Input material:
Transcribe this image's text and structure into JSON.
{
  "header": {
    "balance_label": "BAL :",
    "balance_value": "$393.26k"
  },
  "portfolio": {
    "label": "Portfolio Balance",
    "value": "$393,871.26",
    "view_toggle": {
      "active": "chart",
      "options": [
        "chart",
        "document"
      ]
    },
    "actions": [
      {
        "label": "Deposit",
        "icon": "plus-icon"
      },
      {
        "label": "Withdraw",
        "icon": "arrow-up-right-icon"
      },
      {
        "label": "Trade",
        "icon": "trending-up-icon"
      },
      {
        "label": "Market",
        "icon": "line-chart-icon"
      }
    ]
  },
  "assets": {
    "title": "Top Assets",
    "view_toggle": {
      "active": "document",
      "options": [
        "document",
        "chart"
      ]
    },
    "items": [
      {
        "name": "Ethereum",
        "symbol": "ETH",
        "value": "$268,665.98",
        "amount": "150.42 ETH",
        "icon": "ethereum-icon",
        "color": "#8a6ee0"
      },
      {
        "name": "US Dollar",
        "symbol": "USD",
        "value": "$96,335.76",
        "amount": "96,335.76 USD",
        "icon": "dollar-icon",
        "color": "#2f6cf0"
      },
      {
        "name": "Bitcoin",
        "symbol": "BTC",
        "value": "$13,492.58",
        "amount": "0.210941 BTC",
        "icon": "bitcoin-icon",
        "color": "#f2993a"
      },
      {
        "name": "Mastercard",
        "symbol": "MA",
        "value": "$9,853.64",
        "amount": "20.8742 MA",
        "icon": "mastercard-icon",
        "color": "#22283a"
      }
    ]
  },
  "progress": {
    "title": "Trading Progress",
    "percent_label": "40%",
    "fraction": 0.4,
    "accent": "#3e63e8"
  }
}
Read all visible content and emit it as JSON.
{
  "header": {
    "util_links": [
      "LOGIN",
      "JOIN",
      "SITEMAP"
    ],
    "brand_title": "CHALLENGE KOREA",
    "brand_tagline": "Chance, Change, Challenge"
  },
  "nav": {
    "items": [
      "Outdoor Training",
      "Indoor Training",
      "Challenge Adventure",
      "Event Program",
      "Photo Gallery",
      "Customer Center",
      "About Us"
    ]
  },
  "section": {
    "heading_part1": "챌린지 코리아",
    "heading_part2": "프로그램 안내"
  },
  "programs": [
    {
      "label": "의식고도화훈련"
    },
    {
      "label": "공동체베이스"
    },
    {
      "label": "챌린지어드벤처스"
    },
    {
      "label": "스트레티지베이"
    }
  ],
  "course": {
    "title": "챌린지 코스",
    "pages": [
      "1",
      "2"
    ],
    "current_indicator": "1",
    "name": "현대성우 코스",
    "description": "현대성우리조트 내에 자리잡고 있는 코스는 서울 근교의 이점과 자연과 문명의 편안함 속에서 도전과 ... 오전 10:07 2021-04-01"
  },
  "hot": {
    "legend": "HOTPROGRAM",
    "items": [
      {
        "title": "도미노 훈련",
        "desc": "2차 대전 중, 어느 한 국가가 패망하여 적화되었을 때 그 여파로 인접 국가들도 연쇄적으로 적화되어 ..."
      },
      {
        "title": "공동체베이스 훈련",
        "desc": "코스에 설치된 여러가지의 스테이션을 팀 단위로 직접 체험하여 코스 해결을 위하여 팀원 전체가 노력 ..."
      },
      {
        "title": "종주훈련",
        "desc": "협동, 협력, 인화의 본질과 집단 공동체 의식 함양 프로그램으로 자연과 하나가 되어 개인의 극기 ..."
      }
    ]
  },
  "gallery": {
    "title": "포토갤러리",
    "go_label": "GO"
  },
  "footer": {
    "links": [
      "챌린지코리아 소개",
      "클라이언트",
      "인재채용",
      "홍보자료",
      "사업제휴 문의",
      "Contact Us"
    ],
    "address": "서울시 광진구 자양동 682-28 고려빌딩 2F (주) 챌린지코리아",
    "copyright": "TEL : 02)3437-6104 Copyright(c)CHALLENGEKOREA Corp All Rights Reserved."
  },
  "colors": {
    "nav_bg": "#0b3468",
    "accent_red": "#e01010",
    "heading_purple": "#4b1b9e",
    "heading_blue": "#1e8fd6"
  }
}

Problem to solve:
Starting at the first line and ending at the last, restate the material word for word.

Exercise answer:
Transcribe this image's text and structure into JSON.
{
  "header": {
    "balance_label": "BAL :",
    "balance_value": "$393.26k"
  },
  "portfolio": {
    "label": "Portfolio Balance",
    "value": "$393,871.26",
    "view_toggle": {
      "active": "chart",
      "options": [
        "chart",
        "document"
      ]
    },
    "actions": [
      {
        "label": "Deposit",
        "icon": "plus-icon"
      },
      {
        "label": "Withdraw",
        "icon": "arrow-up-right-icon"
      },
      {
        "label": "Trade",
        "icon": "trending-up-icon"
      },
      {
        "label": "Market",
        "icon": "line-chart-icon"
      }
    ]
  },
  "assets": {
    "title": "Top Assets",
    "view_toggle": {
      "active": "document",
      "options": [
        "document",
        "chart"
      ]
    },
    "items": [
      {
        "name": "Ethereum",
        "symbol": "ETH",
        "value": "$268,665.98",
        "amount": "150.42 ETH",
        "icon": "ethereum-icon",
        "color": "#8a6ee0"
      },
      {
        "name": "US Dollar",
        "symbol": "USD",
        "value": "$96,335.76",
        "amount": "96,335.76 USD",
        "icon": "dollar-icon",
        "color": "#2f6cf0"
      },
      {
        "name": "Bitcoin",
        "symbol": "BTC",
        "value": "$13,492.58",
        "amount": "0.210941 BTC",
        "icon": "bitcoin-icon",
        "color": "#f2993a"
      },
      {
        "name": "Mastercard",
        "symbol": "MA",
        "value": "$9,853.64",
        "amount": "20.8742 MA",
        "icon": "mastercard-icon",
        "color": "#22283a"
      }
    ]
  },
  "progress": {
    "title": "Trading Progress",
    "percent_label": "40%",
    "fraction": 0.4,
    "accent": "#3e63e8"
  }
}
Read all visible content and emit it as JSON.
{
  "header": {
    "util_links": [
      "LOGIN",
      "JOIN",
      "SITEMAP"
    ],
    "brand_title": "CHALLENGE KOREA",
    "brand_tagline": "Chance, Change, Challenge"
  },
  "nav": {
    "items": [
      "Outdoor Training",
      "Indoor Training",
      "Challenge Adventure",
      "Event Program",
      "Photo Gallery",
      "Customer Center",
      "About Us"
    ]
  },
  "section": {
    "heading_part1": "챌린지 코리아",
    "heading_part2": "프로그램 안내"
  },
  "programs": [
    {
      "label": "의식고도화훈련"
    },
    {
      "label": "공동체베이스"
    },
    {
      "label": "챌린지어드벤처스"
    },
    {
      "label": "스트레티지베이"
    }
  ],
  "course": {
    "title": "챌린지 코스",
    "pages": [
      "1",
      "2"
    ],
    "current_indicator": "1",
    "name": "현대성우 코스",
    "description": "현대성우리조트 내에 자리잡고 있는 코스는 서울 근교의 이점과 자연과 문명의 편안함 속에서 도전과 ... 오전 10:07 2021-04-01"
  },
  "hot": {
    "legend": "HOTPROGRAM",
    "items": [
      {
        "title": "도미노 훈련",
        "desc": "2차 대전 중, 어느 한 국가가 패망하여 적화되었을 때 그 여파로 인접 국가들도 연쇄적으로 적화되어 ..."
      },
      {
        "title": "공동체베이스 훈련",
        "desc": "코스에 설치된 여러가지의 스테이션을 팀 단위로 직접 체험하여 코스 해결을 위하여 팀원 전체가 노력 ..."
      },
      {
        "title": "종주훈련",
        "desc": "협동, 협력, 인화의 본질과 집단 공동체 의식 함양 프로그램으로 자연과 하나가 되어 개인의 극기 ..."
      }
    ]
  },
  "gallery": {
    "title": "포토갤러리",
    "go_label": "GO"
  },
  "footer": {
    "links": [
      "챌린지코리아 소개",
      "클라이언트",
      "인재채용",
      "홍보자료",
      "사업제휴 문의",
      "Contact Us"
    ],
    "address": "서울시 광진구 자양동 682-28 고려빌딩 2F (주) 챌린지코리아",
    "copyright": "TEL : 02)3437-6104 Copyright(c)CHALLENGEKOREA Corp All Rights Reserved."
  },
  "colors": {
    "nav_bg": "#0b3468",
    "accent_red": "#e01010",
    "heading_purple": "#4b1b9e",
    "heading_blue": "#1e8fd6"
  }
}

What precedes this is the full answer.